The justification for spending big on Norman is simple. He’s a special talent who’s difficult to replicate in the draft or anywhere. There are only about five Josh Normans in the NFL. When you add his feistiness and ornery desire to be the best to his skill set, he becomes an ideal fit on the field and in the locker room. Norman is 28 years old, but he’s now a foundational part of what Washington wants to be. He’s everything McCloughan wants in a player: competitive, previously underrated, chip on his shoulder, football obsessed and likely not to turn complacent simply because of an enhanced paycheck.
“I carried a big bag with me,” Norman said, basically referring to the chip on his shoulder. “When I step in between those white lines, I’m gonna drop it.”

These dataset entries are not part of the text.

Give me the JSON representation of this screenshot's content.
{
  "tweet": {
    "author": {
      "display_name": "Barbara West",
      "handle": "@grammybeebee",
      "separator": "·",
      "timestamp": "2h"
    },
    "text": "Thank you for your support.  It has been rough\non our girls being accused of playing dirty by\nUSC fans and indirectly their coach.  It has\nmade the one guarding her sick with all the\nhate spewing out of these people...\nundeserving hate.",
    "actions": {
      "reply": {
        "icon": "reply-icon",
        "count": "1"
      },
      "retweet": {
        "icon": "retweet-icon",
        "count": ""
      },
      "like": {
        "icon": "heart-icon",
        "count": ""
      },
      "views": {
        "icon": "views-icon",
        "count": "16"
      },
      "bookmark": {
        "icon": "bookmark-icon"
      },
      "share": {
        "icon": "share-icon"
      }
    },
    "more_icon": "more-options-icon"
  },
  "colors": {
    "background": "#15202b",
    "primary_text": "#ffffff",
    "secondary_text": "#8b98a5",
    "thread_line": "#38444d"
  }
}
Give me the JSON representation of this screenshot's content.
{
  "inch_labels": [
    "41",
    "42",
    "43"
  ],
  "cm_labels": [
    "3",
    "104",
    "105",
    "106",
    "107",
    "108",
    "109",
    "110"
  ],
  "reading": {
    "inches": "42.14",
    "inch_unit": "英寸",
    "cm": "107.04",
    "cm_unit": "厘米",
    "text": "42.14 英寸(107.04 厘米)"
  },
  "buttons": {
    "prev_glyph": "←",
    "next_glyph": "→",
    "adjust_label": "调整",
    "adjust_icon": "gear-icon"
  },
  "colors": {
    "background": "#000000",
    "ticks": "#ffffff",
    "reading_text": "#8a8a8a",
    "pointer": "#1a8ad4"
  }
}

Of course, if you’ve experienced the many times that Washington has overspent in free agency during the Daniel Snyder era and come away looking silly, you’re skeptical. The difference is that McCloughan, who has a team-building Midas touch, is running the show now. And there’s good synergy in the organization, better than there has been in a long time. The rapid courtship that led to Norman signing a five-year, $75 million contract Friday can only occur if a team is ridiculously misguided and determined to throw darts everywhere, or if it is a well-oiled machine that is communicating effectively and focused on making the franchise better by any creative means necessary.
Washington appears to be the latter now. It really does. The most important thing is the way the contract is structured. The five-year deal breaks down to a two-year contract with $36.5 million fully guaranteed, with options to go another three years for an additional $38.5 million. Eric Schaffer, the team’s vice president of football administration, helped negotiate a creative contract that gives the front office flexibility moving forward.

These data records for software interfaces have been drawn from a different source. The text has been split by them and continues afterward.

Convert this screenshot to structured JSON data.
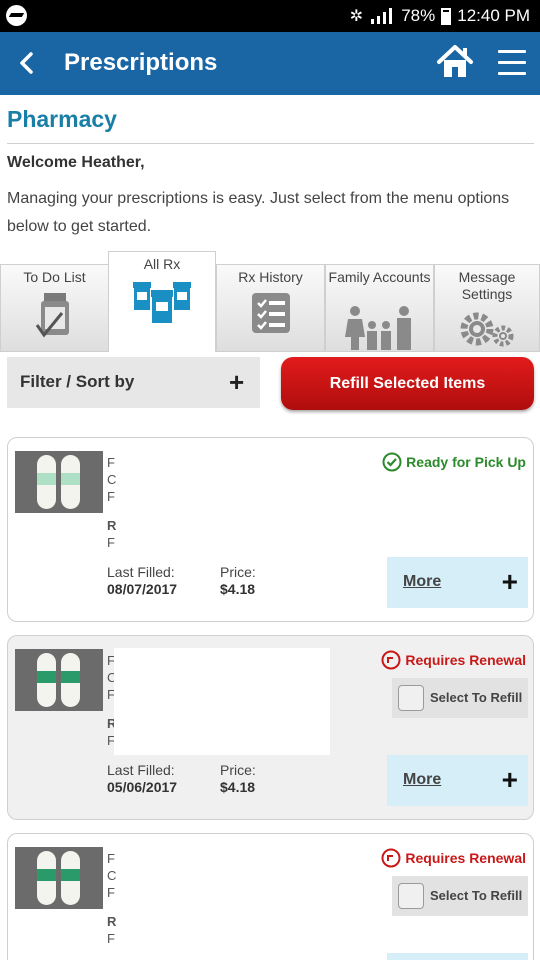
{
  "status_bar": {
    "battery": "78%",
    "time": "12:40 PM"
  },
  "header": {
    "title": "Prescriptions"
  },
  "page": {
    "section_title": "Pharmacy",
    "welcome": "Welcome Heather,",
    "intro": "Managing your prescriptions is easy. Just select from the menu options below to get started."
  },
  "tabs": [
    {
      "label": "To Do List"
    },
    {
      "label": "All Rx",
      "active": true
    },
    {
      "label": "Rx History"
    },
    {
      "label": "Family Accounts"
    },
    {
      "label": "Message Settings"
    }
  ],
  "filter": {
    "label": "Filter / Sort by",
    "plus": "+"
  },
  "refill_button": "Refill Selected Items",
  "cards": [
    {
      "status": "Ready for Pick Up",
      "initials": [
        "F",
        "C",
        "F",
        "R",
        "F"
      ],
      "last_filled_label": "Last Filled:",
      "last_filled": "08/07/2017",
      "price_label": "Price:",
      "price": "$4.18",
      "more": "More",
      "plus": "+"
    },
    {
      "status": "Requires Renewal",
      "select": "Select To Refill",
      "initials": [
        "F",
        "C",
        "F",
        "R",
        "F"
      ],
      "last_filled_label": "Last Filled:",
      "last_filled": "05/06/2017",
      "price_label": "Price:",
      "price": "$4.18",
      "more": "More",
      "plus": "+"
    },
    {
      "status": "Requires Renewal",
      "select": "Select To Refill",
      "initials": [
        "F",
        "C",
        "F",
        "R",
        "F"
      ]
    }
  ],
  "colors": {
    "header_blue": "#1a66a5",
    "title_teal": "#1a7fa6",
    "refill_red": "#c81818",
    "ready_green": "#2b8a2b",
    "more_bg": "#d6eef8"
  }
}
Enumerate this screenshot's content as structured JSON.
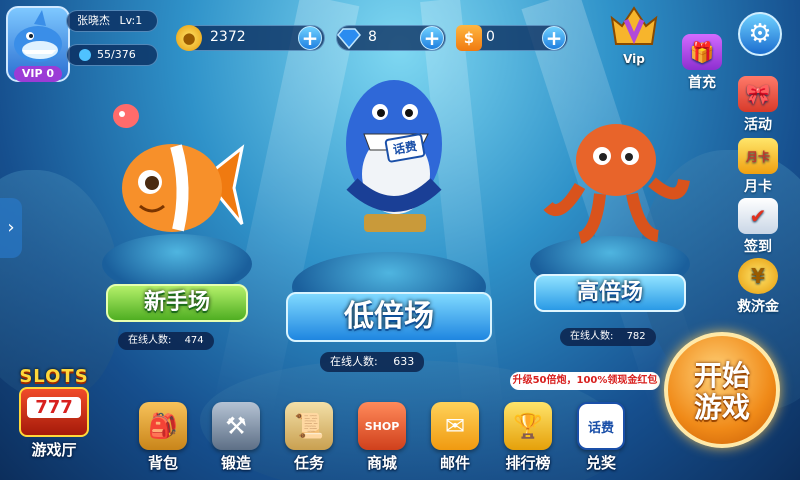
{
  "player": {
    "name": "张晓杰",
    "level": "Lv:1",
    "exp": "55/376",
    "vip": "VIP 0"
  },
  "currencies": [
    {
      "icon": "gold-coin-icon",
      "value": "2372"
    },
    {
      "icon": "diamond-icon",
      "value": "8"
    },
    {
      "icon": "coupon-icon",
      "value": "0"
    }
  ],
  "vip_badge": {
    "label": "Vip"
  },
  "side_menu": [
    {
      "label": "首充",
      "icon": "gift-icon"
    },
    {
      "label": "活动",
      "icon": "event-gift-icon"
    },
    {
      "label": "月卡",
      "icon": "month-card-icon"
    },
    {
      "label": "签到",
      "icon": "check-in-icon"
    },
    {
      "label": "救济金",
      "icon": "relief-coins-icon"
    }
  ],
  "rooms": [
    {
      "title": "新手场",
      "online_label": "在线人数:",
      "online": "474"
    },
    {
      "title": "低倍场",
      "online_label": "在线人数:",
      "online": "633"
    },
    {
      "title": "高倍场",
      "online_label": "在线人数:",
      "online": "782"
    }
  ],
  "shark_tag": "话费",
  "promo": "升级50倍炮，100%领现金红包",
  "start_button": {
    "line1": "开始",
    "line2": "游戏"
  },
  "slots": {
    "title": "SLOTS",
    "digits": "777",
    "label": "游戏厅"
  },
  "dock": [
    {
      "label": "背包",
      "icon": "backpack-icon"
    },
    {
      "label": "锻造",
      "icon": "anvil-icon"
    },
    {
      "label": "任务",
      "icon": "task-scroll-icon"
    },
    {
      "label": "商城",
      "icon": "shop-icon",
      "sign": "SHOP"
    },
    {
      "label": "邮件",
      "icon": "mail-icon"
    },
    {
      "label": "排行榜",
      "icon": "leaderboard-icon"
    },
    {
      "label": "兑奖",
      "icon": "redeem-icon",
      "sign": "话费"
    }
  ],
  "colors": {
    "accent_gold": "#f7b52c",
    "vip_purple": "#9b3cd6",
    "banner_green": "#8de04a",
    "banner_blue": "#3aa8f0"
  }
}
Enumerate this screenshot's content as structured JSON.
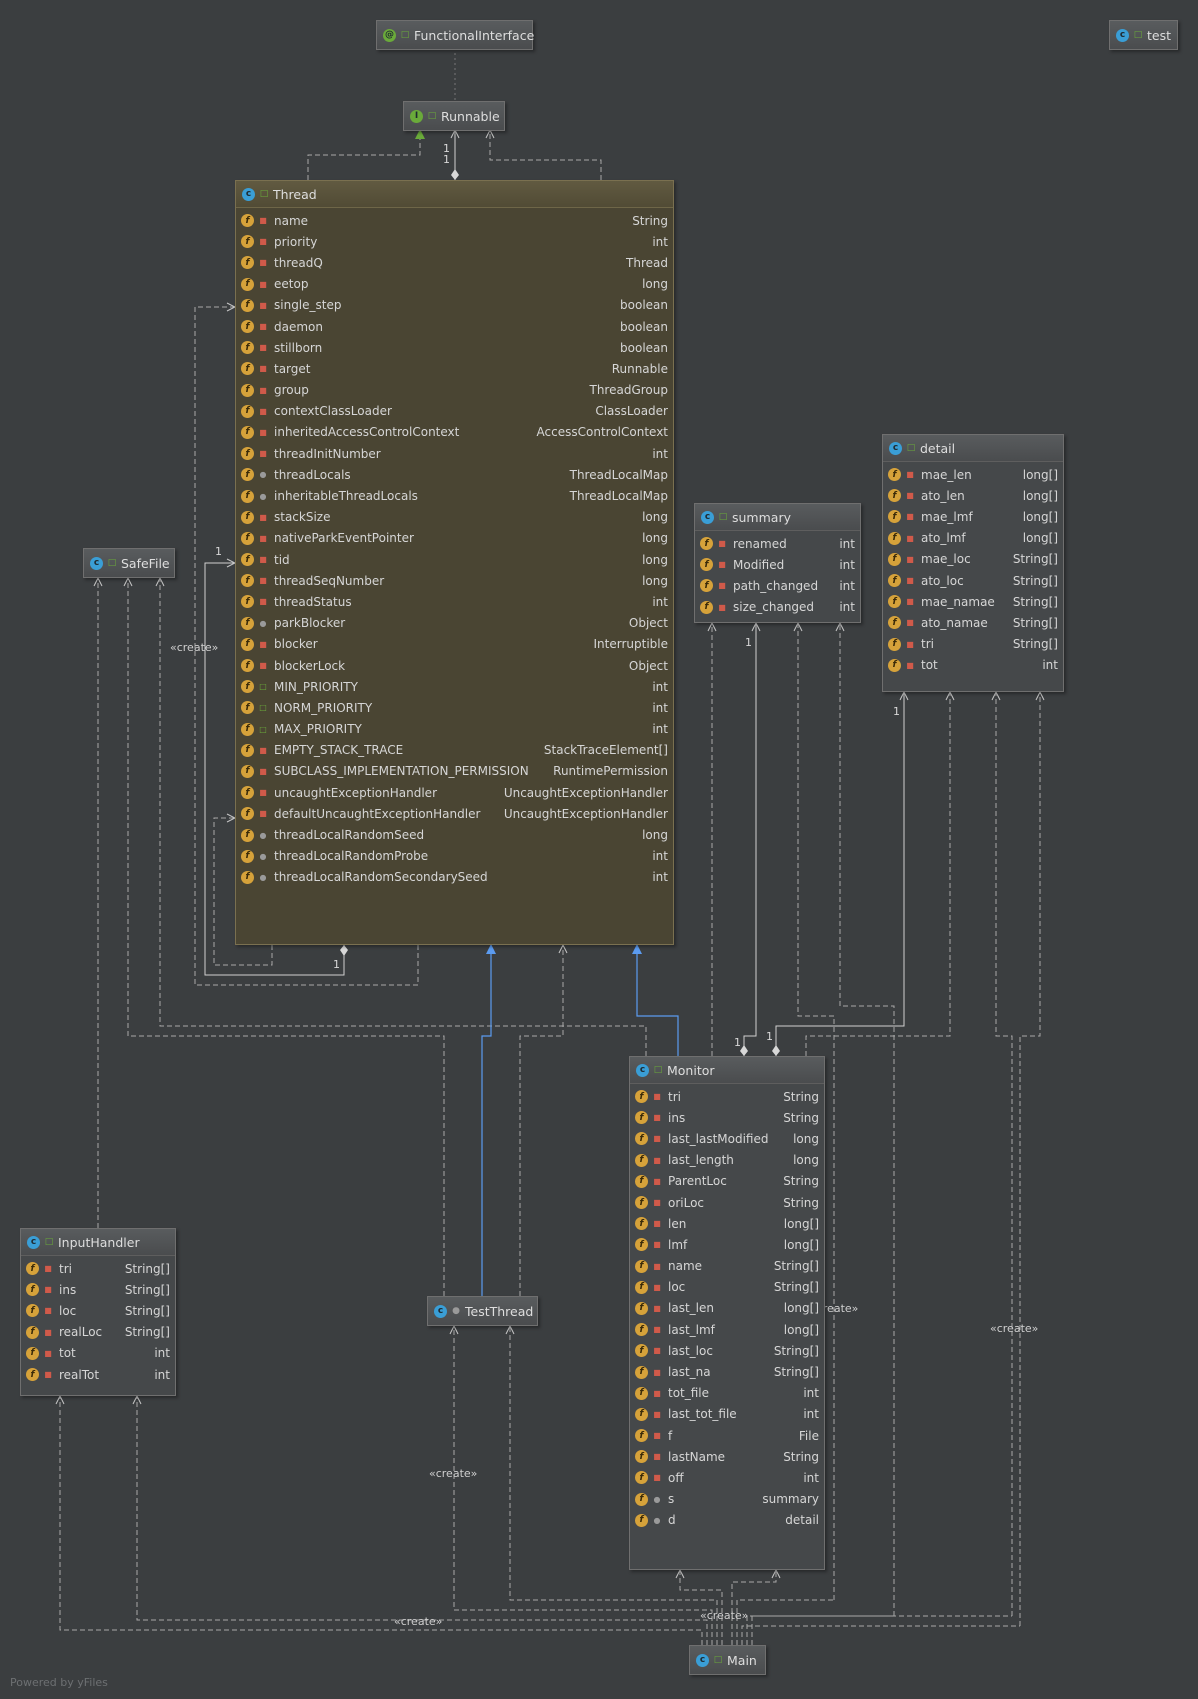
{
  "diagram": {
    "nodes": [
      {
        "id": "functionalinterface",
        "kind": "annotation",
        "visibility": "pub",
        "title": "FunctionalInterface",
        "fields": []
      },
      {
        "id": "test",
        "kind": "class",
        "visibility": "pub",
        "title": "test",
        "fields": []
      },
      {
        "id": "runnable",
        "kind": "interface",
        "visibility": "pub",
        "title": "Runnable",
        "fields": []
      },
      {
        "id": "thread",
        "kind": "class",
        "visibility": "pub",
        "title": "Thread",
        "fields": [
          {
            "name": "name",
            "type": "String",
            "access": "private"
          },
          {
            "name": "priority",
            "type": "int",
            "access": "private"
          },
          {
            "name": "threadQ",
            "type": "Thread",
            "access": "private"
          },
          {
            "name": "eetop",
            "type": "long",
            "access": "private"
          },
          {
            "name": "single_step",
            "type": "boolean",
            "access": "private"
          },
          {
            "name": "daemon",
            "type": "boolean",
            "access": "private"
          },
          {
            "name": "stillborn",
            "type": "boolean",
            "access": "private"
          },
          {
            "name": "target",
            "type": "Runnable",
            "access": "private"
          },
          {
            "name": "group",
            "type": "ThreadGroup",
            "access": "private"
          },
          {
            "name": "contextClassLoader",
            "type": "ClassLoader",
            "access": "private"
          },
          {
            "name": "inheritedAccessControlContext",
            "type": "AccessControlContext",
            "access": "private"
          },
          {
            "name": "threadInitNumber",
            "type": "int",
            "access": "private"
          },
          {
            "name": "threadLocals",
            "type": "ThreadLocalMap",
            "access": "package"
          },
          {
            "name": "inheritableThreadLocals",
            "type": "ThreadLocalMap",
            "access": "package"
          },
          {
            "name": "stackSize",
            "type": "long",
            "access": "private"
          },
          {
            "name": "nativeParkEventPointer",
            "type": "long",
            "access": "private"
          },
          {
            "name": "tid",
            "type": "long",
            "access": "private"
          },
          {
            "name": "threadSeqNumber",
            "type": "long",
            "access": "private"
          },
          {
            "name": "threadStatus",
            "type": "int",
            "access": "private"
          },
          {
            "name": "parkBlocker",
            "type": "Object",
            "access": "package"
          },
          {
            "name": "blocker",
            "type": "Interruptible",
            "access": "private"
          },
          {
            "name": "blockerLock",
            "type": "Object",
            "access": "private"
          },
          {
            "name": "MIN_PRIORITY",
            "type": "int",
            "access": "public"
          },
          {
            "name": "NORM_PRIORITY",
            "type": "int",
            "access": "public"
          },
          {
            "name": "MAX_PRIORITY",
            "type": "int",
            "access": "public"
          },
          {
            "name": "EMPTY_STACK_TRACE",
            "type": "StackTraceElement[]",
            "access": "private"
          },
          {
            "name": "SUBCLASS_IMPLEMENTATION_PERMISSION",
            "type": "RuntimePermission",
            "access": "private"
          },
          {
            "name": "uncaughtExceptionHandler",
            "type": "UncaughtExceptionHandler",
            "access": "private"
          },
          {
            "name": "defaultUncaughtExceptionHandler",
            "type": "UncaughtExceptionHandler",
            "access": "private"
          },
          {
            "name": "threadLocalRandomSeed",
            "type": "long",
            "access": "package"
          },
          {
            "name": "threadLocalRandomProbe",
            "type": "int",
            "access": "package"
          },
          {
            "name": "threadLocalRandomSecondarySeed",
            "type": "int",
            "access": "package"
          }
        ]
      },
      {
        "id": "safefile",
        "kind": "class",
        "visibility": "pub",
        "title": "SafeFile",
        "fields": []
      },
      {
        "id": "summary",
        "kind": "class",
        "visibility": "pub",
        "title": "summary",
        "fields": [
          {
            "name": "renamed",
            "type": "int",
            "access": "private"
          },
          {
            "name": "Modified",
            "type": "int",
            "access": "private"
          },
          {
            "name": "path_changed",
            "type": "int",
            "access": "private"
          },
          {
            "name": "size_changed",
            "type": "int",
            "access": "private"
          }
        ]
      },
      {
        "id": "detail",
        "kind": "class",
        "visibility": "pub",
        "title": "detail",
        "fields": [
          {
            "name": "mae_len",
            "type": "long[]",
            "access": "private"
          },
          {
            "name": "ato_len",
            "type": "long[]",
            "access": "private"
          },
          {
            "name": "mae_lmf",
            "type": "long[]",
            "access": "private"
          },
          {
            "name": "ato_lmf",
            "type": "long[]",
            "access": "private"
          },
          {
            "name": "mae_loc",
            "type": "String[]",
            "access": "private"
          },
          {
            "name": "ato_loc",
            "type": "String[]",
            "access": "private"
          },
          {
            "name": "mae_namae",
            "type": "String[]",
            "access": "private"
          },
          {
            "name": "ato_namae",
            "type": "String[]",
            "access": "private"
          },
          {
            "name": "tri",
            "type": "String[]",
            "access": "private"
          },
          {
            "name": "tot",
            "type": "int",
            "access": "private"
          }
        ]
      },
      {
        "id": "monitor",
        "kind": "class",
        "visibility": "pub",
        "title": "Monitor",
        "fields": [
          {
            "name": "tri",
            "type": "String",
            "access": "private"
          },
          {
            "name": "ins",
            "type": "String",
            "access": "private"
          },
          {
            "name": "last_lastModified",
            "type": "long",
            "access": "private"
          },
          {
            "name": "last_length",
            "type": "long",
            "access": "private"
          },
          {
            "name": "ParentLoc",
            "type": "String",
            "access": "private"
          },
          {
            "name": "oriLoc",
            "type": "String",
            "access": "private"
          },
          {
            "name": "len",
            "type": "long[]",
            "access": "private"
          },
          {
            "name": "lmf",
            "type": "long[]",
            "access": "private"
          },
          {
            "name": "name",
            "type": "String[]",
            "access": "private"
          },
          {
            "name": "loc",
            "type": "String[]",
            "access": "private"
          },
          {
            "name": "last_len",
            "type": "long[]",
            "access": "private"
          },
          {
            "name": "last_lmf",
            "type": "long[]",
            "access": "private"
          },
          {
            "name": "last_loc",
            "type": "String[]",
            "access": "private"
          },
          {
            "name": "last_na",
            "type": "String[]",
            "access": "private"
          },
          {
            "name": "tot_file",
            "type": "int",
            "access": "private"
          },
          {
            "name": "last_tot_file",
            "type": "int",
            "access": "private"
          },
          {
            "name": "f",
            "type": "File",
            "access": "private"
          },
          {
            "name": "lastName",
            "type": "String",
            "access": "private"
          },
          {
            "name": "off",
            "type": "int",
            "access": "private"
          },
          {
            "name": "s",
            "type": "summary",
            "access": "package"
          },
          {
            "name": "d",
            "type": "detail",
            "access": "package"
          }
        ]
      },
      {
        "id": "inputhandler",
        "kind": "class",
        "visibility": "pub",
        "title": "InputHandler",
        "fields": [
          {
            "name": "tri",
            "type": "String[]",
            "access": "private"
          },
          {
            "name": "ins",
            "type": "String[]",
            "access": "private"
          },
          {
            "name": "loc",
            "type": "String[]",
            "access": "private"
          },
          {
            "name": "realLoc",
            "type": "String[]",
            "access": "private"
          },
          {
            "name": "tot",
            "type": "int",
            "access": "private"
          },
          {
            "name": "realTot",
            "type": "int",
            "access": "private"
          }
        ]
      },
      {
        "id": "testthread",
        "kind": "class",
        "visibility": "pkg",
        "title": "TestThread",
        "fields": []
      },
      {
        "id": "main",
        "kind": "class",
        "visibility": "pub",
        "title": "Main",
        "fields": []
      }
    ],
    "edge_labels": {
      "create_thread": "«create»",
      "create_monitor": "«create»",
      "create_testthread": "«create»",
      "create_detail": "«create»",
      "create_main_a": "«create»",
      "create_main_b": "«create»"
    },
    "multiplicities": {
      "runnable_1": "1",
      "runnable_2": "1",
      "thread_self_1": "1",
      "thread_self_2": "1",
      "summary_1": "1",
      "detail_1": "1",
      "monitor_1a": "1",
      "monitor_1b": "1"
    },
    "footer": "Powered by yFiles"
  }
}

McCloughan won’t be hamstrung when it’s time to reward his draft picks. That’s why he can still say the franchise is building through the draft and supplementing in free agency. Washington didn’t sign Norman to be a savior. He won’t have to attempt to cover up so many holes that he can’t play to his standard. He’s a piece, a big piece, of the puzzle. There are more pieces to come, but Norman might expedite what could’ve been a long rebuilding process.
Could this move be a bust? Of course. There are no guarantees. But this time, the franchise won’t fail because it made a decision out of desperation. This front office knows what it has done. The fact that McCloughan’s plan is flexible inspires confidence, not trepidation. Rigid team-building is a loser’s approach.
“We’re always game-planning ahead,” McCloughan said. “We always want to be ahead of the curve. We’re going to take care of our own, and that’s the most important thing. We’re going to draft well, and we’re going to go forward.”
With Norman, they have a No. 1 cornerback to compete against Odell Beckham Jr. and Dez Bryant, two of the great wide receivers in a division that, when every team is healthy, can put up some passing numbers. Norman can be a vital part of raising the level of play for a Washington defense that allowed the fifth-most yards in the NFL last season.
This team can’t return to the playoffs with the league’s 28th-ranked defense and a non-existent rushing offense. Winning isn’t sustainable with those two deficiencies. That’s why Norman is here. With his name atop the cornerback depth chart, Washington suddenly looks more intriguing. Bashaud Breeland, who showed great improvement last season, looks even better. The other cornerback options do, too. There will be greater competition. McCloughan doesn’t have to spend a high draft pick this week on a cornerback, either. The defense’s primary needs are now at tackle, safety and inside linebacker.
“This team, I’m telling you, is on the rise,” Norman said.
The crazy thing is that he’s not rallying the believers with those words. They were already forming a line before he arrived.